Long term committed couples can have sex that is progressively more intimate and more exciting.
The catch is that it takes some work. It means owning your emotional baggage and being willing to help your partner through their stuff too. It becomes necessary to completely resolve every disagreement to the point of loving him or her to bits rather than shoving your feelings into the dark recesses of the collective basement of the relationship.
Evoë Thorne, "Profoundly in love," Whole Sex Life - I’ve been reading her blog archives and keep coming away amazed at her insights and bravery. Looking forward to reading with her today in Seattle at 3 pm - details below!
September 6, 3:30-4 pm
Free erotica reading in Seattle
Readings from The Big Book of Submission, The Big Book of Orgasms and Hungry for More with me and local contributors, including Evoë Thorne, Brandy Fox and others.
Center for Sex Positive Culture Annex, 1608 15th Ave W, Seattle, WA 98119
I hope that people realise that memoirs are fractured versions of the truth, because when one person writes about their experience, it will always be in their voice, with their memories, which can shift and change over time.
It was interesting to go back through my early childhood with the understanding that I have now of gender fluidity: some of the things that I did I want to hug myself for (not being willing to change who I was to fit in) and some of the things I want to strangle myself for (hating girls for being girls, because it added pressure for me to fit in).

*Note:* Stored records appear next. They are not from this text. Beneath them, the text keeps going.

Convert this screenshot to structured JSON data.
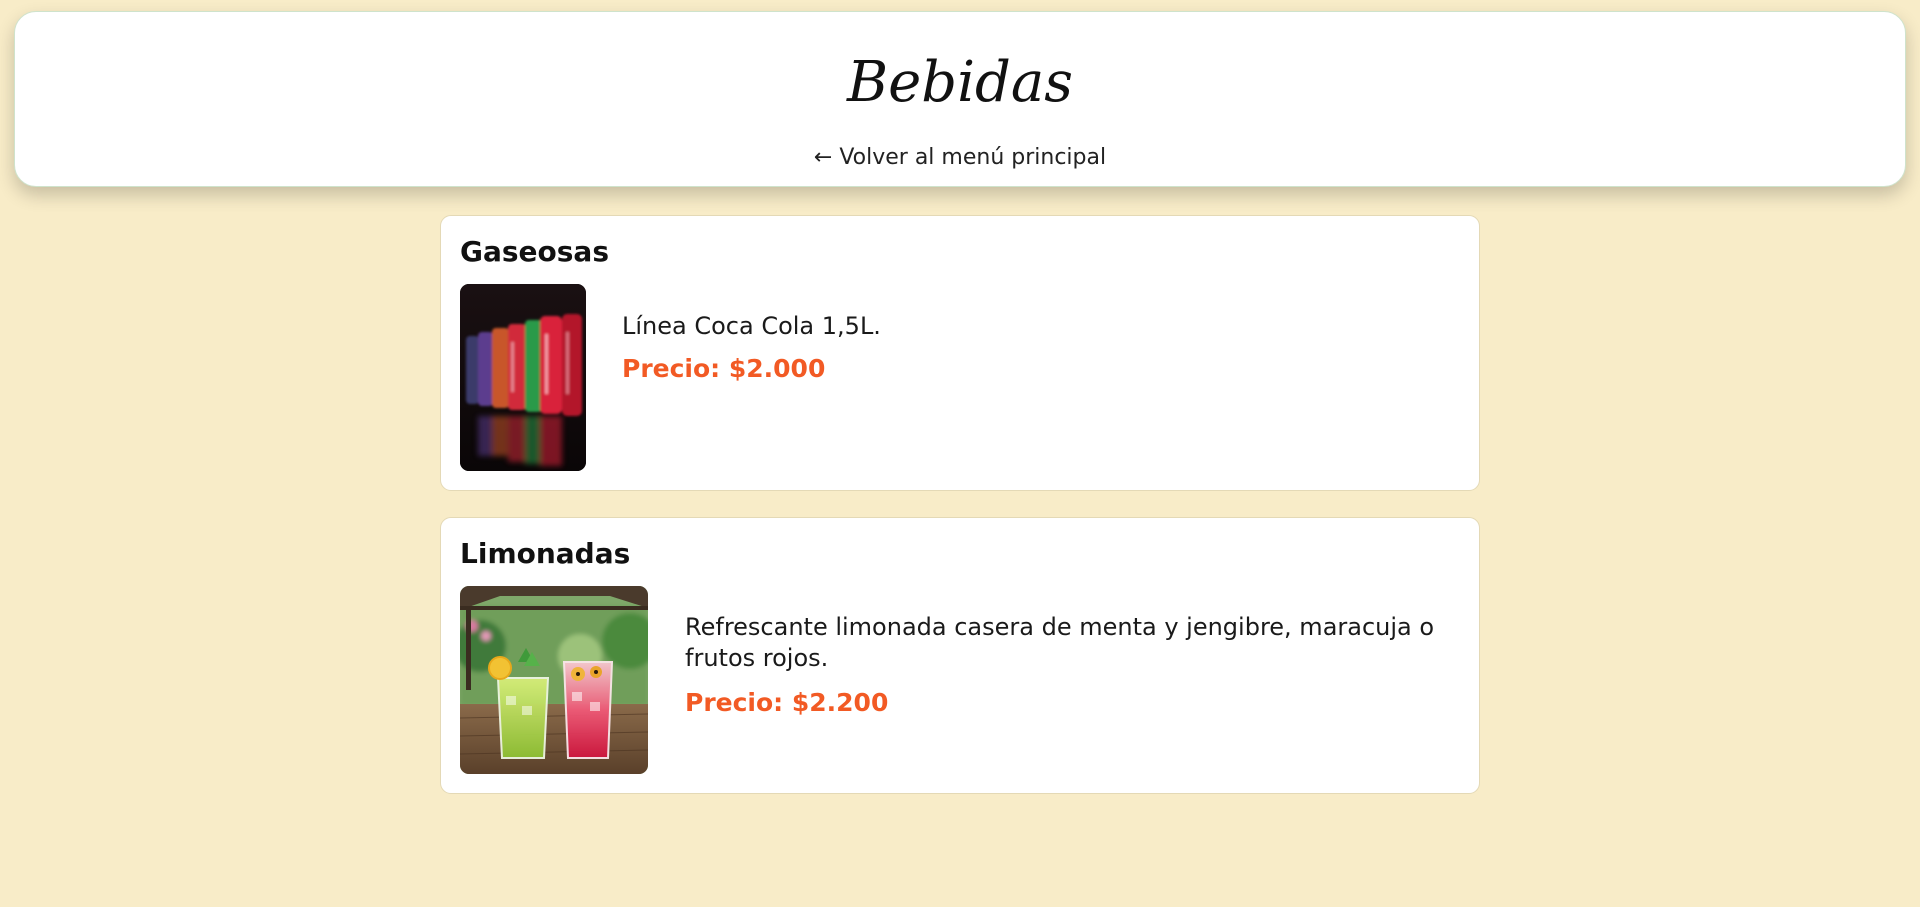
{
  "header": {
    "title": "Bebidas",
    "back_link": "← Volver al menú principal"
  },
  "colors": {
    "background": "#f8ecc8",
    "price": "#f25a24",
    "card": "#ffffff"
  },
  "sections": [
    {
      "title": "Gaseosas",
      "image_icon": "soda-cans-image",
      "description": "Línea Coca Cola 1,5L.",
      "price": "Precio: $2.000"
    },
    {
      "title": "Limonadas",
      "image_icon": "lemonade-glasses-image",
      "description": "Refrescante limonada casera de menta y jengibre, maracuja o frutos rojos.",
      "price": "Precio: $2.200"
    }
  ]
}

AS A COWLITZ Indian child, white-skinned and New Jersey-born, I grew up fielding the question, “How much Indian are you?” without any sense of its meaning. Once I was old enough to know that my mother was Indian and my father wasn’t, I began responding “Half.” It wasn’t until my teenage years that I would ask my mother for the details of my ethnic breakdown. She pulled an index card out of her desk drawer. I knew that I was Cowlitz, Polish, Irish, and Ukrainian, but the card was full of surprising facts as well. What did it mean to be Welch? French?
The truly shocking information the card carried was my Indian blood quantum. I didn’t know that was the term for the sum of the fractions next to Cowlitz and Cascade. This was the “How much?” people had prodded me about, and it wasn’t the half I’d assumed. “What are you, a quarter?” people would toss out at times. It wasn’t that. The sum of the Cascade and Cowlitz fractions made an awkward hybrid. I decided it would be nobody’s business.